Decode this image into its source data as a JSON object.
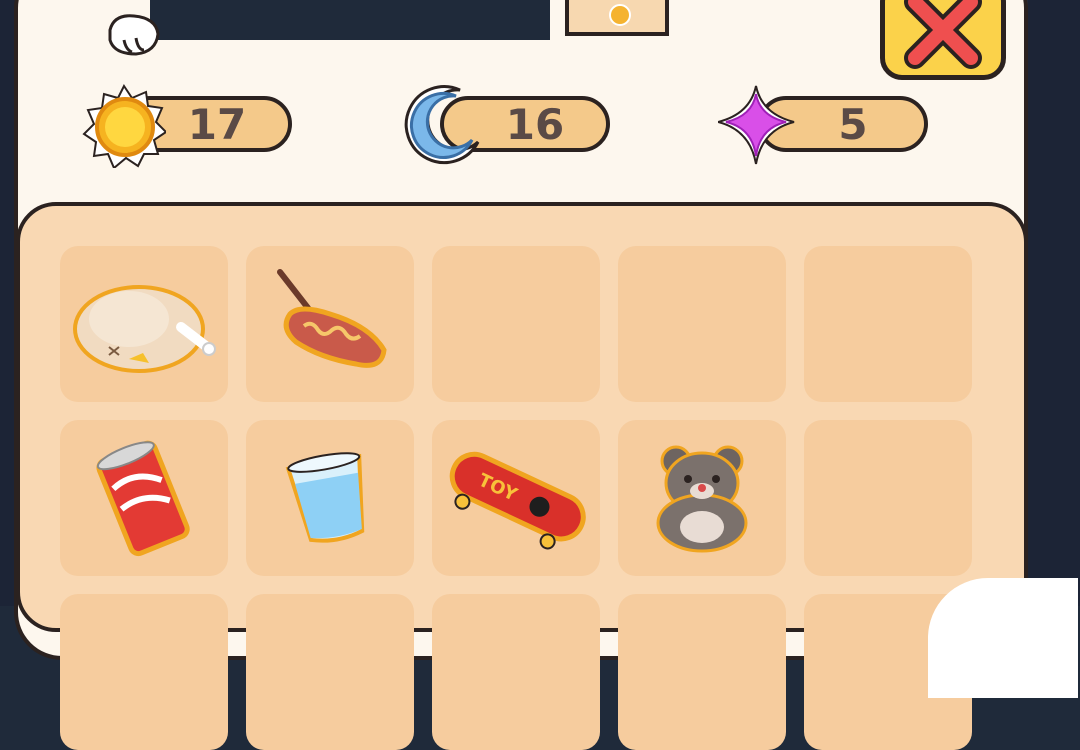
{
  "resources": {
    "sun": {
      "icon": "sun-icon",
      "value": "17"
    },
    "moon": {
      "icon": "moon-icon",
      "value": "16"
    },
    "star": {
      "icon": "star-icon",
      "value": "5"
    }
  },
  "close_button": {
    "icon": "close-icon"
  },
  "inventory": {
    "rows": [
      [
        {
          "item": "roast-chicken-icon"
        },
        {
          "item": "sausage-icon"
        },
        {
          "item": ""
        },
        {
          "item": ""
        },
        {
          "item": ""
        }
      ],
      [
        {
          "item": "soda-can-icon"
        },
        {
          "item": "water-glass-icon"
        },
        {
          "item": "skateboard-icon",
          "label": "TOY"
        },
        {
          "item": "teddy-bear-icon"
        },
        {
          "item": ""
        }
      ]
    ]
  },
  "colors": {
    "panel": "#fdf7ee",
    "grid_bg": "#f9d8b3",
    "slot": "#f6cc9e",
    "pill": "#f4c98a",
    "close": "#fbd24a",
    "close_x": "#ef4f4f",
    "outline": "#2b2220",
    "text": "#5a4a46"
  }
}
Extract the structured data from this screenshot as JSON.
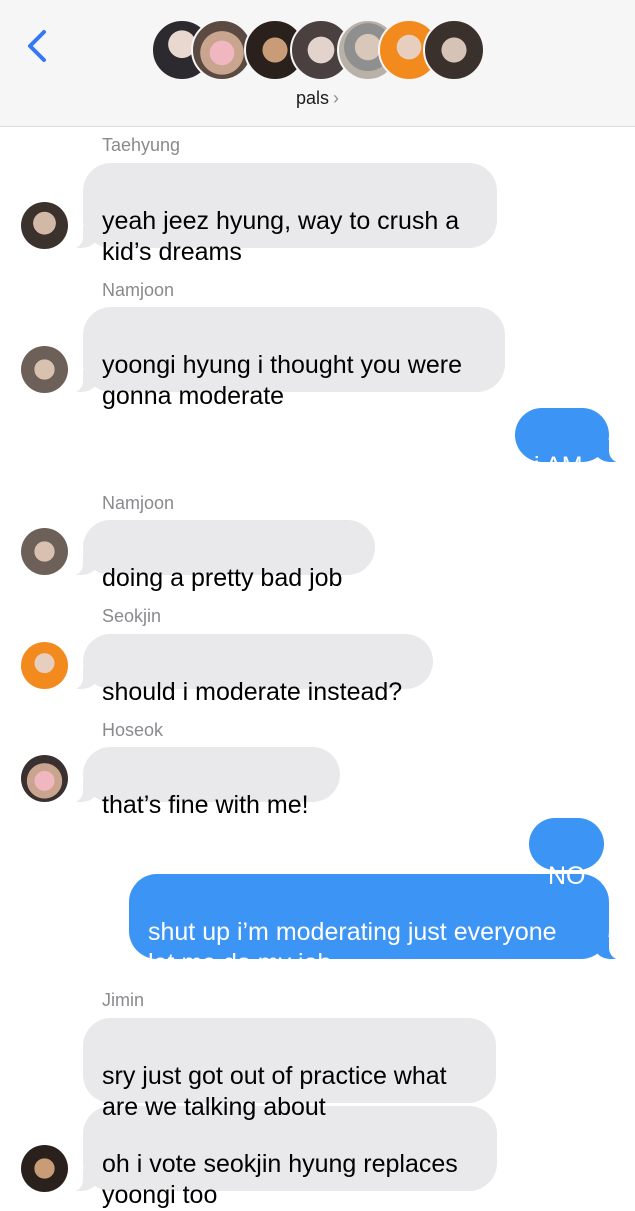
{
  "header": {
    "group_name": "pals",
    "chevron": "›",
    "back_icon": "chevron-left-icon",
    "accent": "#3478f6"
  },
  "messages": [
    {
      "sender": "Taehyung",
      "text": "yeah jeez hyung, way to crush a\nkid’s dreams",
      "outgoing": false
    },
    {
      "sender": "Namjoon",
      "text": "yoongi hyung i thought you were\ngonna moderate",
      "outgoing": false
    },
    {
      "sender": "",
      "text": "i AM",
      "outgoing": true
    },
    {
      "sender": "Namjoon",
      "text": "doing a pretty bad job",
      "outgoing": false
    },
    {
      "sender": "Seokjin",
      "text": "should i moderate instead?",
      "outgoing": false
    },
    {
      "sender": "Hoseok",
      "text": "that’s fine with me!",
      "outgoing": false
    },
    {
      "sender": "",
      "text": "NO",
      "outgoing": true
    },
    {
      "sender": "",
      "text": "shut up i’m moderating just everyone\nlet me do my job",
      "outgoing": true
    },
    {
      "sender": "Jimin",
      "text": "sry just got out of practice what\nare we talking about",
      "outgoing": false
    },
    {
      "sender": "",
      "text": "oh i vote seokjin hyung replaces\nyoongi too",
      "outgoing": false
    }
  ],
  "colors": {
    "incoming_bubble": "#e9e9eb",
    "outgoing_bubble": "#3c94f5",
    "sender_name": "#8a8a8e"
  }
}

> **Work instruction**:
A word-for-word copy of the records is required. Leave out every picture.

> **Response area**:
Decode this image into its source data as a JSON object.
{
  "resources": {
    "sun": {
      "icon": "sun-icon",
      "value": "17"
    },
    "moon": {
      "icon": "moon-icon",
      "value": "16"
    },
    "star": {
      "icon": "star-icon",
      "value": "5"
    }
  },
  "close_button": {
    "icon": "close-icon"
  },
  "inventory": {
    "rows": [
      [
        {
          "item": "roast-chicken-icon"
        },
        {
          "item": "sausage-icon"
        },
        {
          "item": ""
        },
        {
          "item": ""
        },
        {
          "item": ""
        }
      ],
      [
        {
          "item": "soda-can-icon"
        },
        {
          "item": "water-glass-icon"
        },
        {
          "item": "skateboard-icon",
          "label": "TOY"
        },
        {
          "item": "teddy-bear-icon"
        },
        {
          "item": ""
        }
      ]
    ]
  },
  "colors": {
    "panel": "#fdf7ee",
    "grid_bg": "#f9d8b3",
    "slot": "#f6cc9e",
    "pill": "#f4c98a",
    "close": "#fbd24a",
    "close_x": "#ef4f4f",
    "outline": "#2b2220",
    "text": "#5a4a46"
  }
}
Extract the structured data from this screenshot as JSON.
{
  "header": {
    "group_name": "pals",
    "chevron": "›",
    "back_icon": "chevron-left-icon",
    "accent": "#3478f6"
  },
  "messages": [
    {
      "sender": "Taehyung",
      "text": "yeah jeez hyung, way to crush a\nkid’s dreams",
      "outgoing": false
    },
    {
      "sender": "Namjoon",
      "text": "yoongi hyung i thought you were\ngonna moderate",
      "outgoing": false
    },
    {
      "sender": "",
      "text": "i AM",
      "outgoing": true
    },
    {
      "sender": "Namjoon",
      "text": "doing a pretty bad job",
      "outgoing": false
    },
    {
      "sender": "Seokjin",
      "text": "should i moderate instead?",
      "outgoing": false
    },
    {
      "sender": "Hoseok",
      "text": "that’s fine with me!",
      "outgoing": false
    },
    {
      "sender": "",
      "text": "NO",
      "outgoing": true
    },
    {
      "sender": "",
      "text": "shut up i’m moderating just everyone\nlet me do my job",
      "outgoing": true
    },
    {
      "sender": "Jimin",
      "text": "sry just got out of practice what\nare we talking about",
      "outgoing": false
    },
    {
      "sender": "",
      "text": "oh i vote seokjin hyung replaces\nyoongi too",
      "outgoing": false
    }
  ],
  "colors": {
    "incoming_bubble": "#e9e9eb",
    "outgoing_bubble": "#3c94f5",
    "sender_name": "#8a8a8e"
  }
}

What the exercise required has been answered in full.